### Task objective
Which lines below contain the word "Nhập"? Copy each one.

==== Working data

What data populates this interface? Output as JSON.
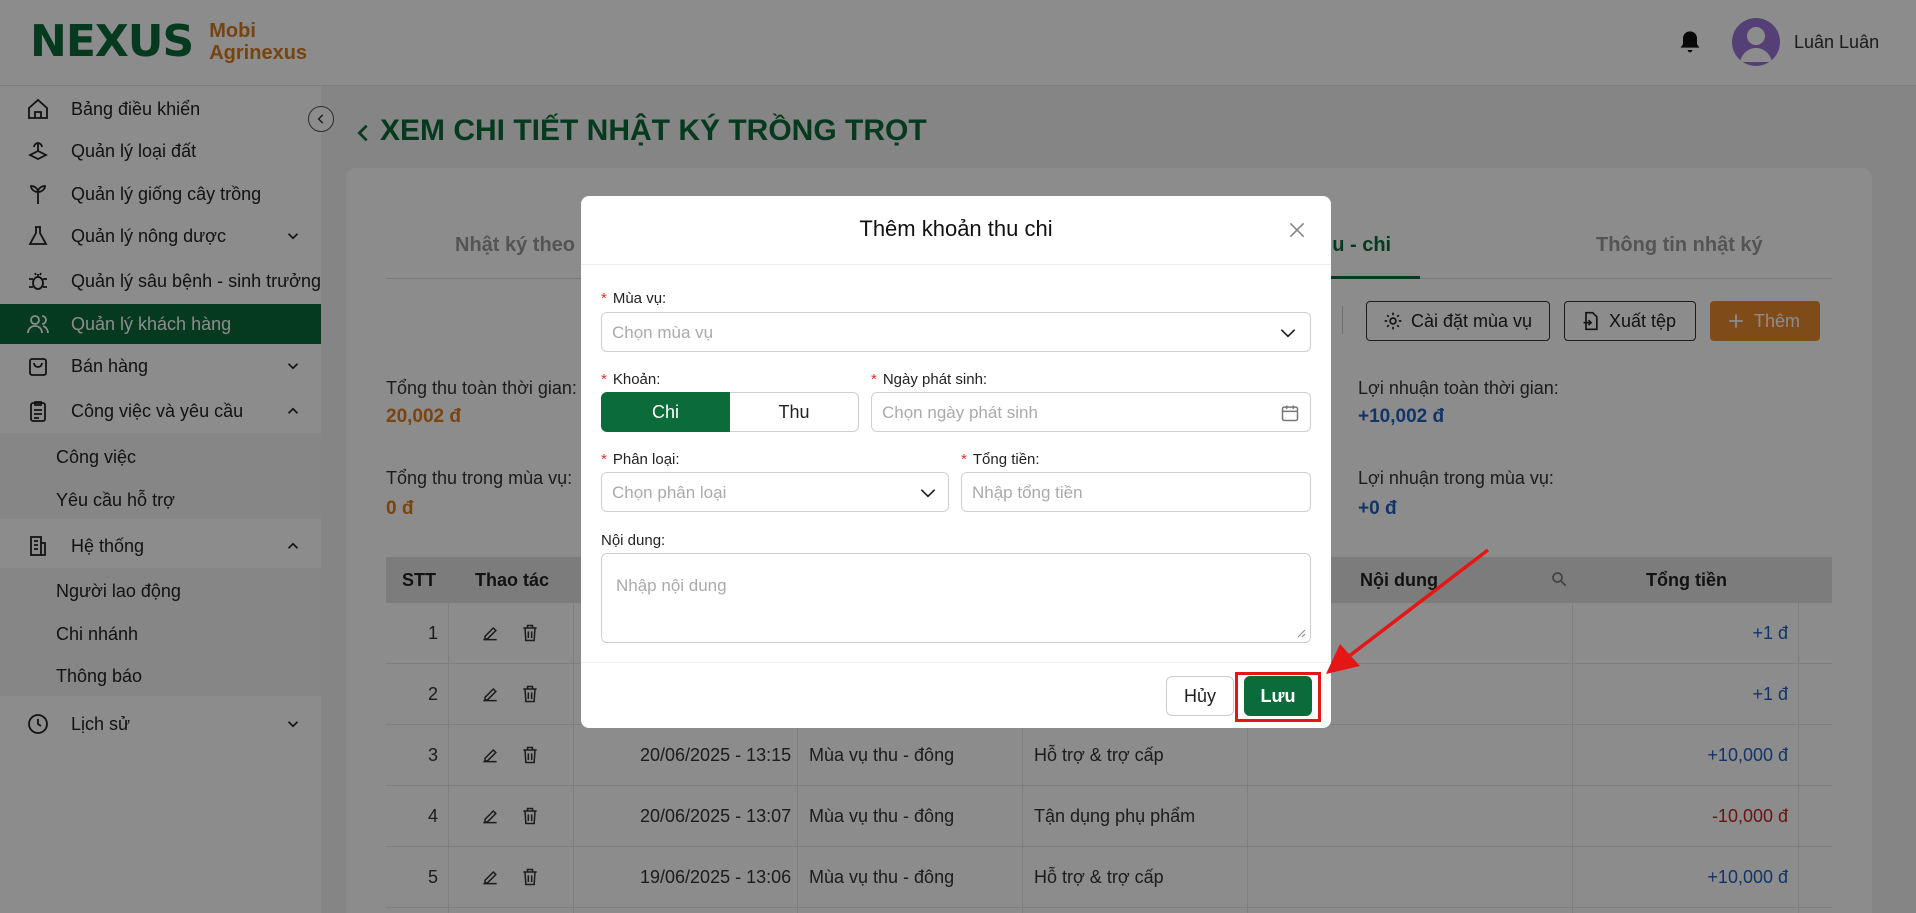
{
  "header": {
    "logo_mark": "NEXUS",
    "logo_line1": "Mobi",
    "logo_line2": "Agrinexus",
    "user_name": "Luân Luân",
    "bell_icon": "bell-icon",
    "avatar_icon": "user-avatar-icon"
  },
  "sidebar": {
    "items": [
      {
        "label": "Bảng điều khiển",
        "icon": "home-icon"
      },
      {
        "label": "Quản lý loại đất",
        "icon": "soil-icon"
      },
      {
        "label": "Quản lý giống cây trồng",
        "icon": "plant-icon"
      },
      {
        "label": "Quản lý nông dược",
        "icon": "flask-icon"
      },
      {
        "label": "Quản lý sâu bệnh - sinh trưởng",
        "icon": "bug-icon"
      },
      {
        "label": "Quản lý khách hàng",
        "icon": "users-icon"
      },
      {
        "label": "Bán hàng",
        "icon": "shopping-bag-icon"
      },
      {
        "label": "Công việc và yêu cầu",
        "icon": "clipboard-icon"
      },
      {
        "label": "Hệ thống",
        "icon": "building-icon"
      },
      {
        "label": "Lịch sử",
        "icon": "history-icon"
      }
    ],
    "work_sub": [
      "Công việc",
      "Yêu cầu hỗ trợ"
    ],
    "system_sub": [
      "Người lao động",
      "Chi nhánh",
      "Thông báo"
    ],
    "active": "Quản lý khách hàng"
  },
  "main": {
    "title": "XEM CHI TIẾT NHẬT KÝ TRỒNG TRỌT",
    "tabs": [
      "Nhật ký theo",
      "hu - chi",
      "Thông tin nhật ký"
    ],
    "buttons": {
      "season_settings": "Cài đặt mùa vụ",
      "export": "Xuất tệp",
      "add": "Thêm"
    },
    "stats": {
      "total_income_all_label": "Tổng thu toàn thời gian:",
      "total_income_all_value": "20,002 đ",
      "total_income_season_label": "Tổng thu trong mùa vụ:",
      "total_income_season_value": "0 đ",
      "profit_all_label": "Lợi nhuận toàn thời gian:",
      "profit_all_value": "+10,002 đ",
      "profit_season_label": "Lợi nhuận trong mùa vụ:",
      "profit_season_value": "+0 đ"
    },
    "table": {
      "headers": {
        "stt": "STT",
        "actions": "Thao tác",
        "content": "Nội dung",
        "total": "Tổng tiền"
      },
      "rows": [
        {
          "stt": "1",
          "date": "",
          "season": "",
          "category": "",
          "amount": "+1 đ",
          "type": "pos"
        },
        {
          "stt": "2",
          "date": "",
          "season": "",
          "category": "",
          "amount": "+1 đ",
          "type": "pos"
        },
        {
          "stt": "3",
          "date": "20/06/2025 - 13:15",
          "season": "Mùa vụ thu - đông",
          "category": "Hỗ trợ & trợ cấp",
          "amount": "+10,000 đ",
          "type": "pos"
        },
        {
          "stt": "4",
          "date": "20/06/2025 - 13:07",
          "season": "Mùa vụ thu - đông",
          "category": "Tận dụng phụ phẩm",
          "amount": "-10,000 đ",
          "type": "neg"
        },
        {
          "stt": "5",
          "date": "19/06/2025 - 13:06",
          "season": "Mùa vụ thu - đông",
          "category": "Hỗ trợ & trợ cấp",
          "amount": "+10,000 đ",
          "type": "pos"
        }
      ]
    }
  },
  "modal": {
    "title": "Thêm khoản thu chi",
    "season_label": "Mùa vụ:",
    "season_placeholder": "Chọn mùa vụ",
    "type_label": "Khoản:",
    "type_options": [
      "Chi",
      "Thu"
    ],
    "type_selected": "Chi",
    "date_label": "Ngày phát sinh:",
    "date_placeholder": "Chọn ngày phát sinh",
    "category_label": "Phân loại:",
    "category_placeholder": "Chọn phân loại",
    "total_label": "Tổng tiền:",
    "total_placeholder": "Nhập tổng tiền",
    "content_label": "Nội dung:",
    "content_placeholder": "Nhập nội dung",
    "cancel": "Hủy",
    "save": "Lưu"
  },
  "colors": {
    "brand_green": "#0b6b3a",
    "accent_orange": "#e88a2e",
    "highlight_red": "#e41616"
  }
}
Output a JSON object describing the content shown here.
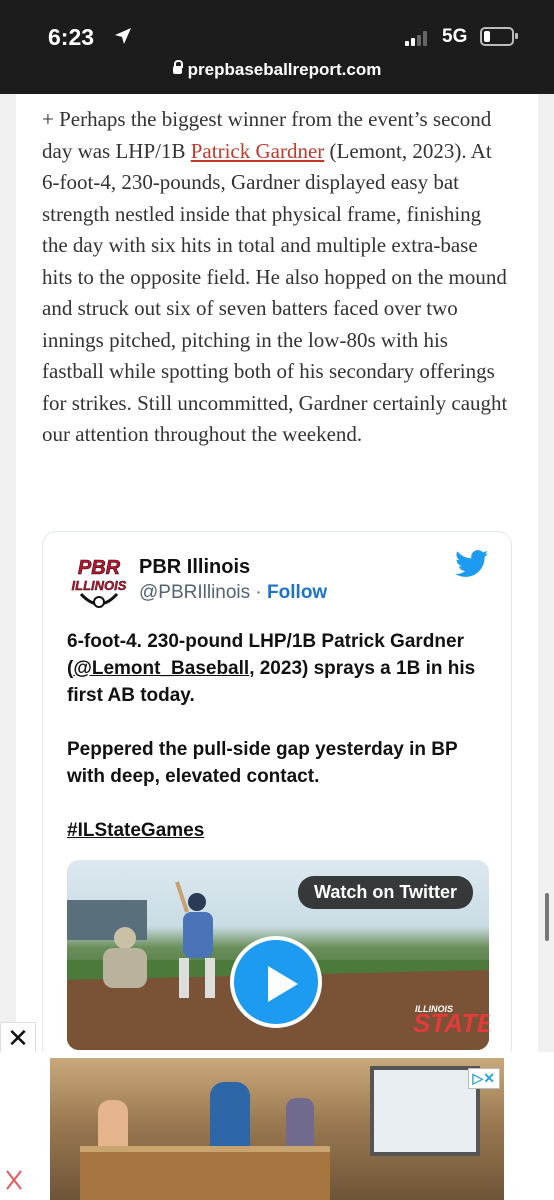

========

### Solution to this exercise
    "total_placeholder": "Nhập tổng tiền",
    "content_placeholder": "Nhập nội dung",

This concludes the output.